Also, for the two years I’ve lived here, various parts of California have been on fire for half the time. And those two things are in line with how I feel about the rest of the world, right now, too. It feels heavy, which makes it slow, but also I have more space living in a rural place—physical, emotional, and mental. And being a farmer, I’m using my body. I’m dirty. And that is very different than my life in Seattle. I don’t know exactly how that’s going to manifest because in this transition, I haven’t been writing a ton of stuff either. It will be interesting to see how those things intersect.
Currently, I don’t have a specific question in mind or something I’m processing personally at the moment, but I feel like there’s a lot collectively. There is a lot happening outside of my own life that still feels personal. I’m not sure how it will manifest, but in the poems I’ve written things like this definitely bubble up.
In the book you write about grief. How did the writing process help exercise or exorcise your own grief?
So many of the poems are about my dad and my mother in the wake of the loss of him and also about other beloved family members who have died. I feel like writing those poems and reading them, sharing them with people, is a way of both honoring my dead and keeping them close, which is good. It’s like we’re giving each other a gift.
Michelle Peñaloza is author of two chapbooks, landscape/heartbreak (Two Sylvias, 2015), and Last Night I Dreamt of Volcanoes (Organic Weapon Arts, 2015). Her full-length collection, Former Possessions of the Spanish Empire, recently won the 2018 Hillary Gravendyk National Poetry Prize and will be published in August 2019 by Inlandia Institute.

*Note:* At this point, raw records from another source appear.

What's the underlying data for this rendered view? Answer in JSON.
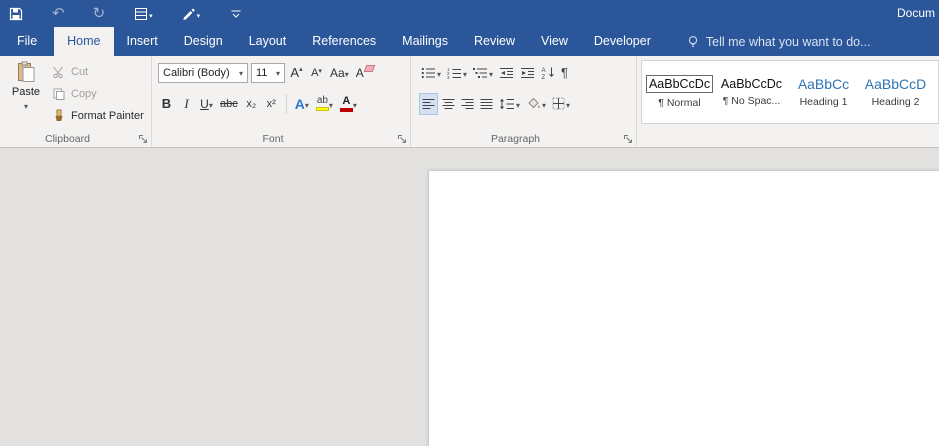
{
  "colors": {
    "titlebar_blue": "#2b579a",
    "active_tab_text": "#2b579a",
    "ribbon_bg": "#f3f2f1",
    "document_bg": "#e2e1e0",
    "heading_style_blue": "#2e74b5",
    "highlight_yellow": "#ffff00",
    "font_color_red": "#c00000",
    "selected_button_bg": "#d5e1f2"
  },
  "title_bar": {
    "document_title": "Docum"
  },
  "quick_access": {
    "undo_glyph": "↶",
    "redo_glyph": "↻"
  },
  "tabs": {
    "file": "File",
    "items": [
      {
        "label": "Home",
        "active": true
      },
      {
        "label": "Insert",
        "active": false
      },
      {
        "label": "Design",
        "active": false
      },
      {
        "label": "Layout",
        "active": false
      },
      {
        "label": "References",
        "active": false
      },
      {
        "label": "Mailings",
        "active": false
      },
      {
        "label": "Review",
        "active": false
      },
      {
        "label": "View",
        "active": false
      },
      {
        "label": "Developer",
        "active": false
      }
    ],
    "tell_me": "Tell me what you want to do..."
  },
  "ribbon": {
    "clipboard": {
      "label": "Clipboard",
      "paste_label": "Paste",
      "cut_label": "Cut",
      "copy_label": "Copy",
      "format_painter_label": "Format Painter"
    },
    "font": {
      "label": "Font",
      "font_name": "Calibri (Body)",
      "font_size": "11",
      "grow_font": "A",
      "shrink_font": "A",
      "change_case": "Aa",
      "clear_formatting": "A",
      "bold": "B",
      "italic": "I",
      "underline": "U",
      "strikethrough": "abc",
      "subscript": "x₂",
      "superscript": "x²",
      "text_effects": "A",
      "highlight": "ab",
      "font_color": "A"
    },
    "paragraph": {
      "label": "Paragraph",
      "show_hide_pilcrow": "¶",
      "sort_letters": [
        "A",
        "Z"
      ],
      "numbering_digits": [
        "1",
        "2",
        "3"
      ]
    },
    "styles": {
      "items": [
        {
          "preview": "AaBbCcDc",
          "name": "¶ Normal",
          "selected": true,
          "heading": false
        },
        {
          "preview": "AaBbCcDc",
          "name": "¶ No Spac...",
          "selected": false,
          "heading": false
        },
        {
          "preview": "AaBbCc",
          "name": "Heading 1",
          "selected": false,
          "heading": true
        },
        {
          "preview": "AaBbCcD",
          "name": "Heading 2",
          "selected": false,
          "heading": true
        }
      ]
    }
  }
}
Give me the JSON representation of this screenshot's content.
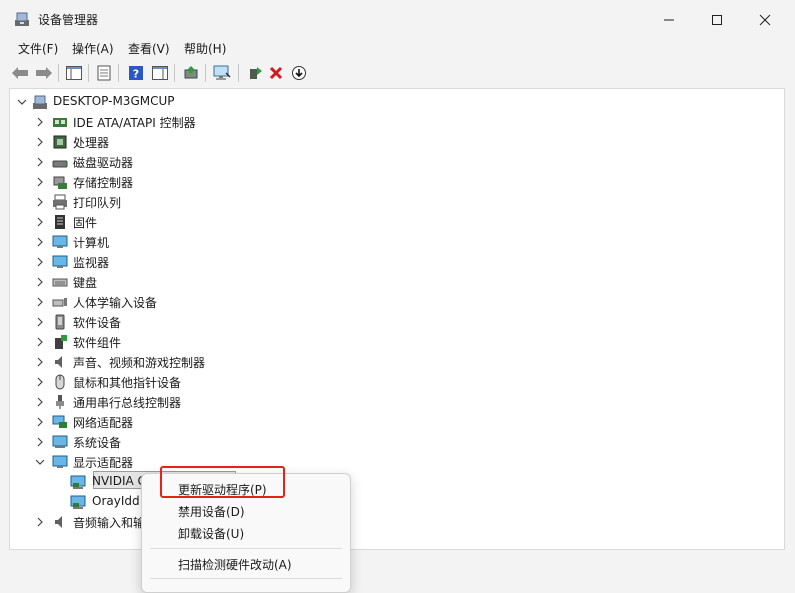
{
  "window": {
    "title": "设备管理器"
  },
  "menubar": [
    {
      "label": "文件(F)"
    },
    {
      "label": "操作(A)"
    },
    {
      "label": "查看(V)"
    },
    {
      "label": "帮助(H)"
    }
  ],
  "tree": {
    "root": "DESKTOP-M3GMCUP",
    "categories": [
      {
        "label": "IDE ATA/ATAPI 控制器",
        "icon": "ide-controller-icon"
      },
      {
        "label": "处理器",
        "icon": "processor-icon"
      },
      {
        "label": "磁盘驱动器",
        "icon": "disk-drive-icon"
      },
      {
        "label": "存储控制器",
        "icon": "storage-controller-icon"
      },
      {
        "label": "打印队列",
        "icon": "printer-icon"
      },
      {
        "label": "固件",
        "icon": "firmware-icon"
      },
      {
        "label": "计算机",
        "icon": "computer-icon"
      },
      {
        "label": "监视器",
        "icon": "monitor-icon"
      },
      {
        "label": "键盘",
        "icon": "keyboard-icon"
      },
      {
        "label": "人体学输入设备",
        "icon": "hid-icon"
      },
      {
        "label": "软件设备",
        "icon": "software-device-icon"
      },
      {
        "label": "软件组件",
        "icon": "software-component-icon"
      },
      {
        "label": "声音、视频和游戏控制器",
        "icon": "sound-icon"
      },
      {
        "label": "鼠标和其他指针设备",
        "icon": "mouse-icon"
      },
      {
        "label": "通用串行总线控制器",
        "icon": "usb-icon"
      },
      {
        "label": "网络适配器",
        "icon": "network-adapter-icon"
      },
      {
        "label": "系统设备",
        "icon": "system-device-icon"
      },
      {
        "label": "显示适配器",
        "icon": "display-adapter-icon"
      }
    ],
    "display_children": [
      {
        "label": "NVIDIA G"
      },
      {
        "label": "OrayIdd"
      }
    ],
    "after": {
      "label": "音频输入和输"
    }
  },
  "context_menu": {
    "items": [
      {
        "label": "更新驱动程序(P)"
      },
      {
        "label": "禁用设备(D)"
      },
      {
        "label": "卸载设备(U)"
      },
      {
        "label": "扫描检测硬件改动(A)"
      }
    ]
  },
  "colors": {
    "highlight_border": "#e2231a",
    "selection_bg": "#e5e5e5"
  }
}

Her work can be found in places like Prairie Schooner, upstreet, Pleiades, The Normal School and Third Coast. She is the recipient of fellowships from Kundiman and Hugo House as well as winner of the 2019 Scotti Merrill Emerging Writer Award for Poetry from The Key West Literary Seminar. Michelle has also received scholarships from Lemon Tree House, Caldera, VONA/Voices and the Bread Loaf Writers’ Conference, among others. Michelle lives in rural Northern California.
Jake Uitti is a Seattle-based writer who loves Tony Bennett, Amy Winehouse, and The Black Tones. His work has been featured in the Seattle Times, Washington Post, and The Monarch Review.